[Data entries]
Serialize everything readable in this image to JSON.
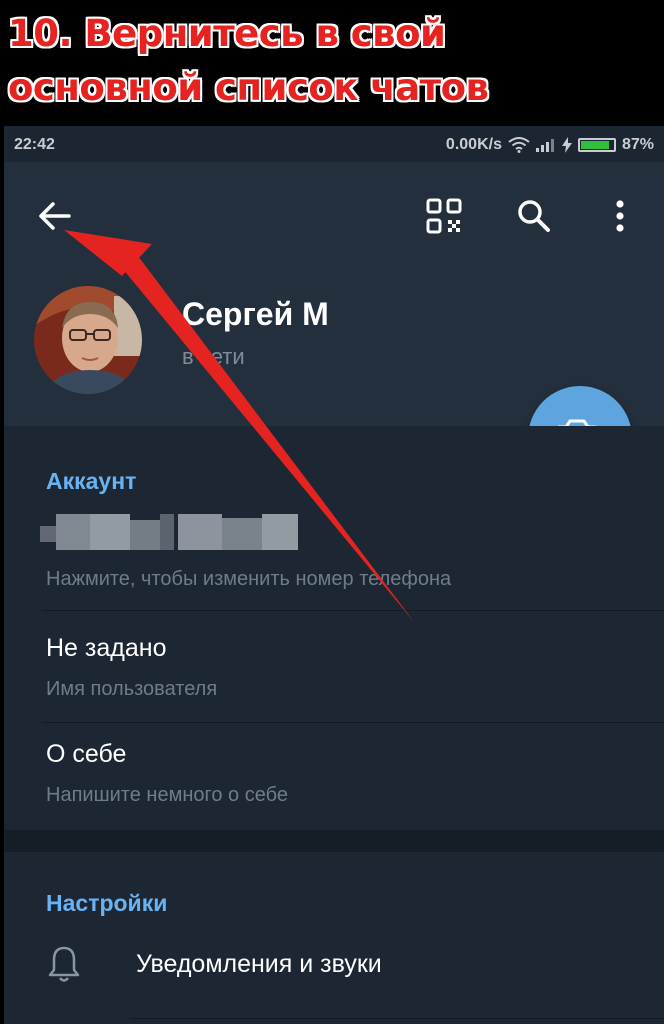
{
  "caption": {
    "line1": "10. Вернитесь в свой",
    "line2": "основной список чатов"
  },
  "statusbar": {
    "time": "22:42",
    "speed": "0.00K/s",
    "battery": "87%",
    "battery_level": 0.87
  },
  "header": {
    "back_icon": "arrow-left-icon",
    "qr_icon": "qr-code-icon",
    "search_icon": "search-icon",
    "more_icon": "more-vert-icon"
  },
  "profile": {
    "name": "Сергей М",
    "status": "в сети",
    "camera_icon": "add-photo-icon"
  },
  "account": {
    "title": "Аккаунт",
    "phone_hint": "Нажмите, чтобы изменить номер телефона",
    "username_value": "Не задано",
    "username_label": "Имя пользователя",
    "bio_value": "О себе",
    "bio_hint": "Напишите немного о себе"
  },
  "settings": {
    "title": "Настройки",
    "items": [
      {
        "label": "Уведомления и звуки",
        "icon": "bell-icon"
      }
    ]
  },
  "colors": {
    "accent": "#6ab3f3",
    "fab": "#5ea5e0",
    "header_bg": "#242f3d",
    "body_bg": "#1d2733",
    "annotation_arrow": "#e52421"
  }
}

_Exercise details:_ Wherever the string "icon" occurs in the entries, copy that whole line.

_Answer section:_
    "back_icon": "arrow-left-icon",
    "qr_icon": "qr-code-icon",
    "search_icon": "search-icon",
    "more_icon": "more-vert-icon"
    "camera_icon": "add-photo-icon"
        "icon": "bell-icon"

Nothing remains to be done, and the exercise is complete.